In this situation, the time element is of critical importance for two reasons.
Time is off importance in a genuine sales situation to a new prospective customer because their former supplier may have let them down. Now they are scrambling to source your product or service to complete an important sale. If you can supply on time you may gain a new customer.
However the time element may also be used against you as a non-payment strategy. It is not unusual for a customer with a doubtful payment and integrity reputation to use this time tactic to obtain your goods and services. They are hoping you are so keen for a new sale and customer; the sale will be approved without finding their real reputation. If you cannot quickly determine the true reputation of this new customer, you may waste a lot of time in the future seeking payment.

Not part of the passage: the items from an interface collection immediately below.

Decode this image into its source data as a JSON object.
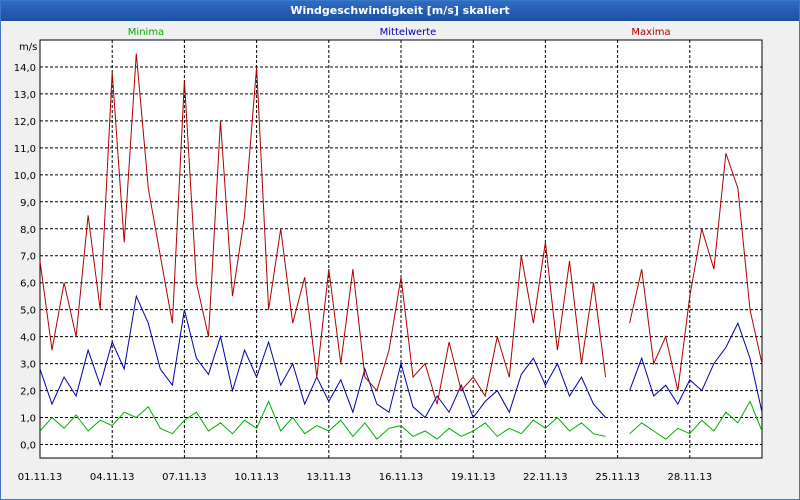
{
  "window": {
    "title": "Windgeschwindigkeit [m/s] skaliert"
  },
  "chart_data": {
    "type": "line",
    "title": "Windgeschwindigkeit [m/s] skaliert",
    "ylabel": "m/s",
    "xlabel": "",
    "ylim": [
      -0.5,
      15.0
    ],
    "y_ticks": [
      0,
      1,
      2,
      3,
      4,
      5,
      6,
      7,
      8,
      9,
      10,
      11,
      12,
      13,
      14
    ],
    "y_tick_labels": [
      "0,0",
      "1,0",
      "2,0",
      "3,0",
      "4,0",
      "5,0",
      "6,0",
      "7,0",
      "8,0",
      "9,0",
      "10,0",
      "11,0",
      "12,0",
      "13,0",
      "14,0"
    ],
    "x_ticks": [
      1,
      4,
      7,
      10,
      13,
      16,
      19,
      22,
      25,
      28
    ],
    "x_tick_labels": [
      "01.11.13",
      "04.11.13",
      "07.11.13",
      "10.11.13",
      "13.11.13",
      "16.11.13",
      "19.11.13",
      "22.11.13",
      "25.11.13",
      "28.11.13"
    ],
    "xlim": [
      1,
      31
    ],
    "grid": true,
    "legend_position": "top",
    "series": [
      {
        "name": "Minima",
        "color": "#00b000",
        "points": [
          [
            1,
            0.5
          ],
          [
            1.5,
            1.0
          ],
          [
            2,
            0.6
          ],
          [
            2.5,
            1.1
          ],
          [
            3,
            0.5
          ],
          [
            3.5,
            0.9
          ],
          [
            4,
            0.7
          ],
          [
            4.5,
            1.2
          ],
          [
            5,
            1.0
          ],
          [
            5.5,
            1.4
          ],
          [
            6,
            0.6
          ],
          [
            6.5,
            0.4
          ],
          [
            7,
            0.9
          ],
          [
            7.5,
            1.2
          ],
          [
            8,
            0.5
          ],
          [
            8.5,
            0.8
          ],
          [
            9,
            0.4
          ],
          [
            9.5,
            0.9
          ],
          [
            10,
            0.6
          ],
          [
            10.5,
            1.6
          ],
          [
            11,
            0.5
          ],
          [
            11.5,
            1.0
          ],
          [
            12,
            0.4
          ],
          [
            12.5,
            0.7
          ],
          [
            13,
            0.5
          ],
          [
            13.5,
            0.9
          ],
          [
            14,
            0.3
          ],
          [
            14.5,
            0.8
          ],
          [
            15,
            0.2
          ],
          [
            15.5,
            0.6
          ],
          [
            16,
            0.7
          ],
          [
            16.5,
            0.3
          ],
          [
            17,
            0.5
          ],
          [
            17.5,
            0.2
          ],
          [
            18,
            0.6
          ],
          [
            18.5,
            0.3
          ],
          [
            19,
            0.5
          ],
          [
            19.5,
            0.8
          ],
          [
            20,
            0.3
          ],
          [
            20.5,
            0.6
          ],
          [
            21,
            0.4
          ],
          [
            21.5,
            0.9
          ],
          [
            22,
            0.6
          ],
          [
            22.5,
            1.0
          ],
          [
            23,
            0.5
          ],
          [
            23.5,
            0.8
          ],
          [
            24,
            0.4
          ],
          [
            24.5,
            0.3
          ],
          [
            null,
            null
          ],
          [
            25.5,
            0.4
          ],
          [
            26,
            0.8
          ],
          [
            26.5,
            0.5
          ],
          [
            27,
            0.2
          ],
          [
            27.5,
            0.6
          ],
          [
            28,
            0.4
          ],
          [
            28.5,
            0.9
          ],
          [
            29,
            0.5
          ],
          [
            29.5,
            1.2
          ],
          [
            30,
            0.8
          ],
          [
            30.5,
            1.6
          ],
          [
            31,
            0.5
          ]
        ]
      },
      {
        "name": "Mittelwerte",
        "color": "#0000b0",
        "points": [
          [
            1,
            2.8
          ],
          [
            1.5,
            1.5
          ],
          [
            2,
            2.5
          ],
          [
            2.5,
            1.8
          ],
          [
            3,
            3.5
          ],
          [
            3.5,
            2.2
          ],
          [
            4,
            3.8
          ],
          [
            4.5,
            2.8
          ],
          [
            5,
            5.5
          ],
          [
            5.5,
            4.5
          ],
          [
            6,
            2.8
          ],
          [
            6.5,
            2.2
          ],
          [
            7,
            5.0
          ],
          [
            7.5,
            3.2
          ],
          [
            8,
            2.6
          ],
          [
            8.5,
            4.0
          ],
          [
            9,
            2.0
          ],
          [
            9.5,
            3.5
          ],
          [
            10,
            2.5
          ],
          [
            10.5,
            3.8
          ],
          [
            11,
            2.2
          ],
          [
            11.5,
            3.0
          ],
          [
            12,
            1.5
          ],
          [
            12.5,
            2.5
          ],
          [
            13,
            1.6
          ],
          [
            13.5,
            2.4
          ],
          [
            14,
            1.2
          ],
          [
            14.5,
            2.8
          ],
          [
            15,
            1.5
          ],
          [
            15.5,
            1.2
          ],
          [
            16,
            3.0
          ],
          [
            16.5,
            1.4
          ],
          [
            17,
            1.0
          ],
          [
            17.5,
            1.8
          ],
          [
            18,
            1.2
          ],
          [
            18.5,
            2.2
          ],
          [
            19,
            1.0
          ],
          [
            19.5,
            1.6
          ],
          [
            20,
            2.0
          ],
          [
            20.5,
            1.2
          ],
          [
            21,
            2.6
          ],
          [
            21.5,
            3.2
          ],
          [
            22,
            2.2
          ],
          [
            22.5,
            3.0
          ],
          [
            23,
            1.8
          ],
          [
            23.5,
            2.5
          ],
          [
            24,
            1.5
          ],
          [
            24.5,
            1.0
          ],
          [
            null,
            null
          ],
          [
            25.5,
            2.0
          ],
          [
            26,
            3.2
          ],
          [
            26.5,
            1.8
          ],
          [
            27,
            2.2
          ],
          [
            27.5,
            1.5
          ],
          [
            28,
            2.4
          ],
          [
            28.5,
            2.0
          ],
          [
            29,
            3.0
          ],
          [
            29.5,
            3.6
          ],
          [
            30,
            4.5
          ],
          [
            30.5,
            3.2
          ],
          [
            31,
            1.2
          ]
        ]
      },
      {
        "name": "Maxima",
        "color": "#b00000",
        "points": [
          [
            1,
            6.8
          ],
          [
            1.5,
            3.5
          ],
          [
            2,
            6.0
          ],
          [
            2.5,
            4.0
          ],
          [
            3,
            8.5
          ],
          [
            3.5,
            5.0
          ],
          [
            4,
            13.8
          ],
          [
            4.5,
            7.5
          ],
          [
            5,
            14.5
          ],
          [
            5.5,
            9.5
          ],
          [
            6,
            7.0
          ],
          [
            6.5,
            4.5
          ],
          [
            7,
            13.5
          ],
          [
            7.5,
            6.0
          ],
          [
            8,
            4.0
          ],
          [
            8.5,
            12.0
          ],
          [
            9,
            5.5
          ],
          [
            9.5,
            8.5
          ],
          [
            10,
            14.0
          ],
          [
            10.5,
            5.0
          ],
          [
            11,
            8.0
          ],
          [
            11.5,
            4.5
          ],
          [
            12,
            6.2
          ],
          [
            12.5,
            2.5
          ],
          [
            13,
            6.5
          ],
          [
            13.5,
            3.0
          ],
          [
            14,
            6.5
          ],
          [
            14.5,
            2.5
          ],
          [
            15,
            2.0
          ],
          [
            15.5,
            3.5
          ],
          [
            16,
            6.2
          ],
          [
            16.5,
            2.5
          ],
          [
            17,
            3.0
          ],
          [
            17.5,
            1.5
          ],
          [
            18,
            3.8
          ],
          [
            18.5,
            2.0
          ],
          [
            19,
            2.5
          ],
          [
            19.5,
            1.8
          ],
          [
            20,
            4.0
          ],
          [
            20.5,
            2.5
          ],
          [
            21,
            7.0
          ],
          [
            21.5,
            4.5
          ],
          [
            22,
            7.5
          ],
          [
            22.5,
            3.5
          ],
          [
            23,
            6.8
          ],
          [
            23.5,
            3.0
          ],
          [
            24,
            6.0
          ],
          [
            24.5,
            2.5
          ],
          [
            null,
            null
          ],
          [
            25.5,
            4.5
          ],
          [
            26,
            6.5
          ],
          [
            26.5,
            3.0
          ],
          [
            27,
            4.0
          ],
          [
            27.5,
            2.0
          ],
          [
            28,
            5.5
          ],
          [
            28.5,
            8.0
          ],
          [
            29,
            6.5
          ],
          [
            29.5,
            10.8
          ],
          [
            30,
            9.5
          ],
          [
            30.5,
            5.0
          ],
          [
            31,
            3.0
          ]
        ]
      }
    ]
  }
}
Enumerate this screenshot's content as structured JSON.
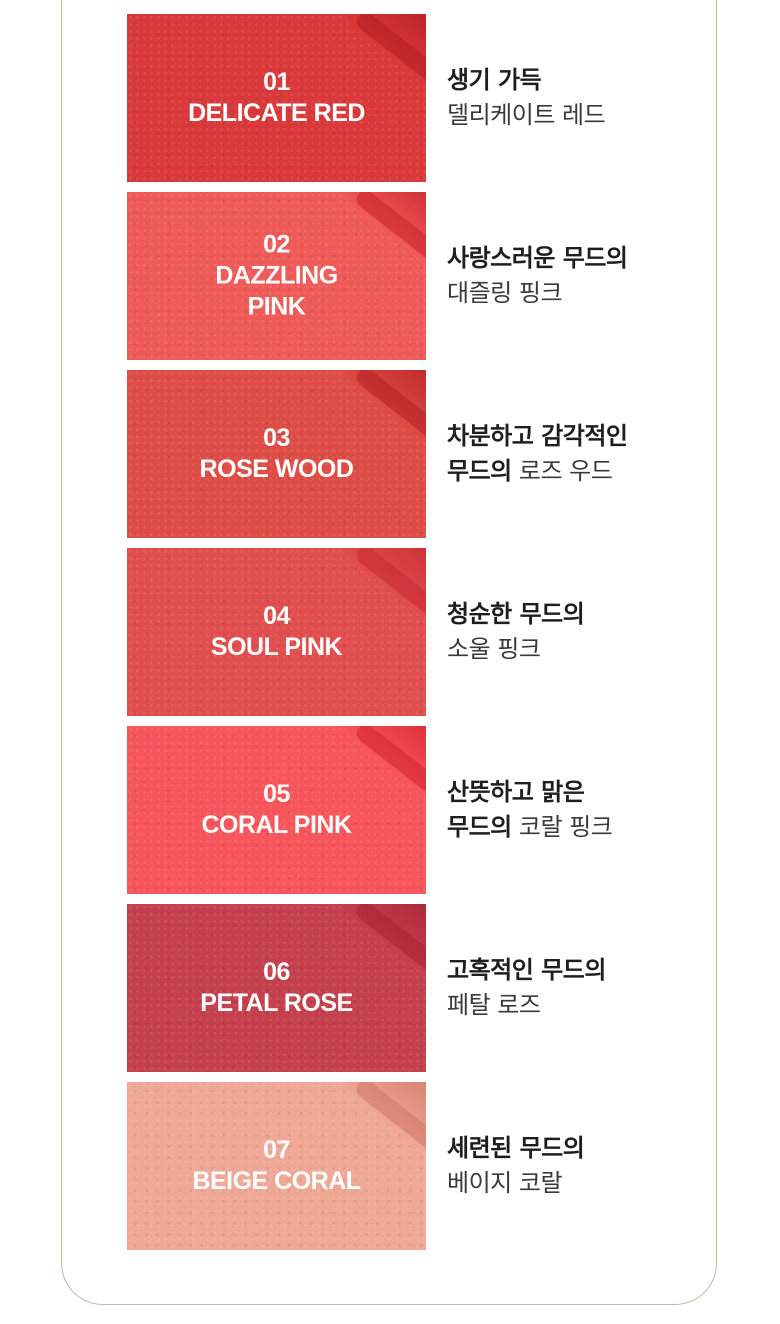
{
  "shades": [
    {
      "number": "01",
      "name_lines": [
        "DELICATE RED"
      ],
      "desc_line1_bold": "생기 가득",
      "desc_line2_bold": "",
      "desc_line2_thin": "델리케이트 레드",
      "color": "#d9393a",
      "streak_color": "#b31d22"
    },
    {
      "number": "02",
      "name_lines": [
        "DAZZLING",
        "PINK"
      ],
      "desc_line1_bold": "사랑스러운 무드의",
      "desc_line2_bold": "",
      "desc_line2_thin": "대즐링 핑크",
      "color": "#ef5b58",
      "streak_color": "#c8202a"
    },
    {
      "number": "03",
      "name_lines": [
        "ROSE WOOD"
      ],
      "desc_line1_bold": "차분하고 감각적인",
      "desc_line2_bold": "무드의",
      "desc_line2_thin": "로즈 우드",
      "color": "#dd4d45",
      "streak_color": "#b51e22"
    },
    {
      "number": "04",
      "name_lines": [
        "SOUL PINK"
      ],
      "desc_line1_bold": "청순한 무드의",
      "desc_line2_bold": "",
      "desc_line2_thin": "소울 핑크",
      "color": "#e04e4f",
      "streak_color": "#c7282f"
    },
    {
      "number": "05",
      "name_lines": [
        "CORAL PINK"
      ],
      "desc_line1_bold": "산뜻하고 맑은",
      "desc_line2_bold": "무드의",
      "desc_line2_thin": "코랄 핑크",
      "color": "#f8565d",
      "streak_color": "#d42330"
    },
    {
      "number": "06",
      "name_lines": [
        "PETAL ROSE"
      ],
      "desc_line1_bold": "고혹적인 무드의",
      "desc_line2_bold": "",
      "desc_line2_thin": "페탈 로즈",
      "color": "#c3404c",
      "streak_color": "#a52230"
    },
    {
      "number": "07",
      "name_lines": [
        "BEIGE CORAL"
      ],
      "desc_line1_bold": "세련된 무드의",
      "desc_line2_bold": "",
      "desc_line2_thin": "베이지 코랄",
      "color": "#efa796",
      "streak_color": "#d07864"
    }
  ]
}
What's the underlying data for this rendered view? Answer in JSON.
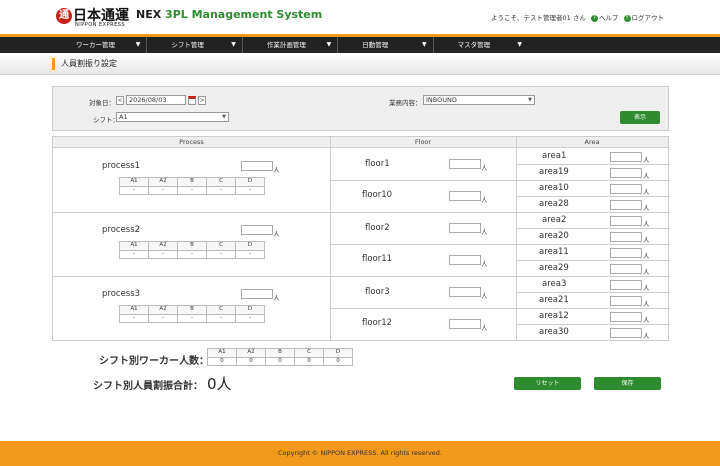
{
  "header": {
    "logo_mark": "通",
    "logo_jp": "日本通運",
    "logo_en": "NIPPON EXPRESS",
    "app_title_main": "NEX",
    "app_title_sub": "3PL Management System",
    "welcome": "ようこそ、テスト管理者01 さん",
    "help_label": "ヘルプ",
    "logout_label": "ログアウト"
  },
  "nav": {
    "items": [
      {
        "label": "ワーカー管理"
      },
      {
        "label": "シフト管理"
      },
      {
        "label": "作業計画管理"
      },
      {
        "label": "日動管理"
      },
      {
        "label": "マスタ管理"
      }
    ],
    "caret": "▼"
  },
  "page": {
    "title": "人員割振り設定"
  },
  "filter": {
    "date_label": "対象日：",
    "date_value": "2026/08/03",
    "prev": "<",
    "next": ">",
    "shift_label": "シフト：",
    "shift_value": "A1",
    "work_label": "業務内容：",
    "work_value": "INBOUND",
    "display_button": "表示"
  },
  "grid": {
    "headers": {
      "process": "Process",
      "floor": "Floor",
      "area": "Area"
    },
    "unit": "人",
    "mini_headers": [
      "A1",
      "A2",
      "B",
      "C",
      "D"
    ],
    "mini_values": [
      "-",
      "-",
      "-",
      "-",
      "-"
    ],
    "processes": [
      {
        "name": "process1",
        "floors": [
          {
            "name": "floor1",
            "areas": [
              "area1",
              "area19"
            ]
          },
          {
            "name": "floor10",
            "areas": [
              "area10",
              "area28"
            ]
          }
        ]
      },
      {
        "name": "process2",
        "floors": [
          {
            "name": "floor2",
            "areas": [
              "area2",
              "area20"
            ]
          },
          {
            "name": "floor11",
            "areas": [
              "area11",
              "area29"
            ]
          }
        ]
      },
      {
        "name": "process3",
        "floors": [
          {
            "name": "floor3",
            "areas": [
              "area3",
              "area21"
            ]
          },
          {
            "name": "floor12",
            "areas": [
              "area12",
              "area30"
            ]
          }
        ]
      }
    ]
  },
  "summary": {
    "workers_label": "シフト別ワーカー人数：",
    "headers": [
      "A1",
      "A2",
      "B",
      "C",
      "D"
    ],
    "values": [
      "0",
      "0",
      "0",
      "0",
      "0"
    ],
    "total_label": "シフト別人員割振合計：",
    "total_value": "0人",
    "reset_button": "リセット",
    "save_button": "保存"
  },
  "footer": {
    "copyright": "Copyright © NIPPON EXPRESS. All rights reserved."
  }
}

Unfortunately, as you waste time seeking your payment, time is slipping away from you which could be better spent.
How you resolve these and other issues is dependent on how you value the importance of the time factor within your business. Failing to understand this time factor is not good business strategy in the modern business environment.
Credit Matters provides access to blogs written by Kim Radok. Just go to www.creditmatters.com.au to read these and previous blogs.
Since our last newsletter, we presented the following blogs.
Credit Matters is a financial risk management resource centre for the Australian business community. If you are in business, Credit Matters is your ideal source of financial risk management solutions.
"Time and tide waits for no man” – Author apparently unknown
THE LATEST ASIC UPDATES
ASIC reports on penalties for corporate wrongdoing
We have released a report reviewing penalties in Australia for corporate wrongdoing to assess whether they are proportionate and consistent. 14-055MR. 20 Mar
Two Melbourne companies fined for failing to lodge financial reports
Two Victorian public companies have been fined and convicted for failing to prepare and lodge financial reports to ASIC and to hold annual general meetings. 14-048MR. 17 Mar
Managed investment schemes - CAMAC discussion paper
The Corporations and Markets Advisory Committee (CAMAC) has released a discussion paper on managed
ASIC information sheet on audit quality
We have released information to help directors and audit committees develop robust standards as part of its commitment to improve audit quality. 14-047MR. 17 Marinvestment schemes. 6 March
ASIC LAUNCHES ONLINE HUB FOR SMALL BUSINESS
Small business owners and operators have a new online hub to help them better understand their legal obligations and the role of the Australian Securities and Investments Commission (ASIC).
The hub, which is available at www.asic.gov.au/small-business, features information on starting and closing a small business, legal requirements for small business operators, one minute guides on popular topics and access to ASIC’s new quarterly small business eNewsletter.
A free smartphone app developed by the Australian Securities and Investments Commission (ASIC) will help business owners undertake important checks before they enter into business transactions with other organisations.
For more information ASIC APP INFORMATION
Credit Matters is continuing to grow and provide marketing and knowledge about financial risks to the Australian business community.
Furthermore, we invite marketing and knowledge ideas from our readers and contributors on how we can assist our respective firms grow. If you have any ideas, please contact me at Click to see email
If you are interested in finding new ways to reach your marketplace, why not try Credit Matters. Our prices for advertising are very reasonable and advertising packages are on offer to make any cost, even more affordable. So if you are interested in reaching your customers at the right price, please contact Kim at Click to see email for options.